## Task prompt
Scan the records below for lines with the word "JSON", then state how many you find and nothing else.

## Component data from apps and pages
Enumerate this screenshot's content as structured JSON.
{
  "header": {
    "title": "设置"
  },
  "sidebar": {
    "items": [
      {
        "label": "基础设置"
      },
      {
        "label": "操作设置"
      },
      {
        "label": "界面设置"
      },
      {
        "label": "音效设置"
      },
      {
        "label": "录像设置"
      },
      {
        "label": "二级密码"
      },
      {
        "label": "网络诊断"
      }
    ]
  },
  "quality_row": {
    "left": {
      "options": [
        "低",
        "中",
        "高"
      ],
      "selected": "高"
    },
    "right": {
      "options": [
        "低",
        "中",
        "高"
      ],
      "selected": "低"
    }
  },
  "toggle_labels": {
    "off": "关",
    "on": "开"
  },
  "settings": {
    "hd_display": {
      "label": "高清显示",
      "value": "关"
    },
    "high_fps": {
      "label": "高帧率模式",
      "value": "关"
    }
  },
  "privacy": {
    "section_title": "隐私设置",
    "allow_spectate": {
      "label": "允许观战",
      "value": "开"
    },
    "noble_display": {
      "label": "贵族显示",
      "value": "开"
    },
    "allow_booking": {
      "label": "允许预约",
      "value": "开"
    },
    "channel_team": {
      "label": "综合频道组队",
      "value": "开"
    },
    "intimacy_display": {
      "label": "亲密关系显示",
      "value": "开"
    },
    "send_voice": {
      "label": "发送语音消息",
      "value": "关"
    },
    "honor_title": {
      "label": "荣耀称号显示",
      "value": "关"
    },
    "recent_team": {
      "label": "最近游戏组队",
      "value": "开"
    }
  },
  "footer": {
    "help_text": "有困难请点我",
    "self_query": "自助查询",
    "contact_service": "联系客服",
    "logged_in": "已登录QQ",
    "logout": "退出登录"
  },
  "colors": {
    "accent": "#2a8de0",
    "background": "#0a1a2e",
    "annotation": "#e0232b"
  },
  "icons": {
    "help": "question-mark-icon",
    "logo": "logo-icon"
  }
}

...

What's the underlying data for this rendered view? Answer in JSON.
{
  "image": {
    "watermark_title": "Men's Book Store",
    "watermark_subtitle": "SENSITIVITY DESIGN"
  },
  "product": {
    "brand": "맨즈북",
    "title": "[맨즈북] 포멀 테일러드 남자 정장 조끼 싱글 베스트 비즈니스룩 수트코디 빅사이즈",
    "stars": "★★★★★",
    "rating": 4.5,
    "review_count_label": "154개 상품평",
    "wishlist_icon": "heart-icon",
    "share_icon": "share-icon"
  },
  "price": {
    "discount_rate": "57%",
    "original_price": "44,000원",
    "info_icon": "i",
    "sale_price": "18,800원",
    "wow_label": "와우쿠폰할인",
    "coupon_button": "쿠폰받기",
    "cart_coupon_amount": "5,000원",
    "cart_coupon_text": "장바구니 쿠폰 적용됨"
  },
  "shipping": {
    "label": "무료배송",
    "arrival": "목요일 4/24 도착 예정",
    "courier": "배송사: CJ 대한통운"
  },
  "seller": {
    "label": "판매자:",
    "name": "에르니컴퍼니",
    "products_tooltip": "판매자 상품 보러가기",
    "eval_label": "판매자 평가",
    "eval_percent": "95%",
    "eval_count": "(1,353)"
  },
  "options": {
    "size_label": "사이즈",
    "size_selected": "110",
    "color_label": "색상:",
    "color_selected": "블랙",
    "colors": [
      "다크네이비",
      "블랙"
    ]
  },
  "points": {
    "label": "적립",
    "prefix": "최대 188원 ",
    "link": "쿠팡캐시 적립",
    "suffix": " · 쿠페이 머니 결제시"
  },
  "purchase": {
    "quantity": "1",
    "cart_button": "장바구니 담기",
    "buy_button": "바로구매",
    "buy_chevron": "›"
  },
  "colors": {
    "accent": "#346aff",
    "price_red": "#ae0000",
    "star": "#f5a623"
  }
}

## Output for this task
2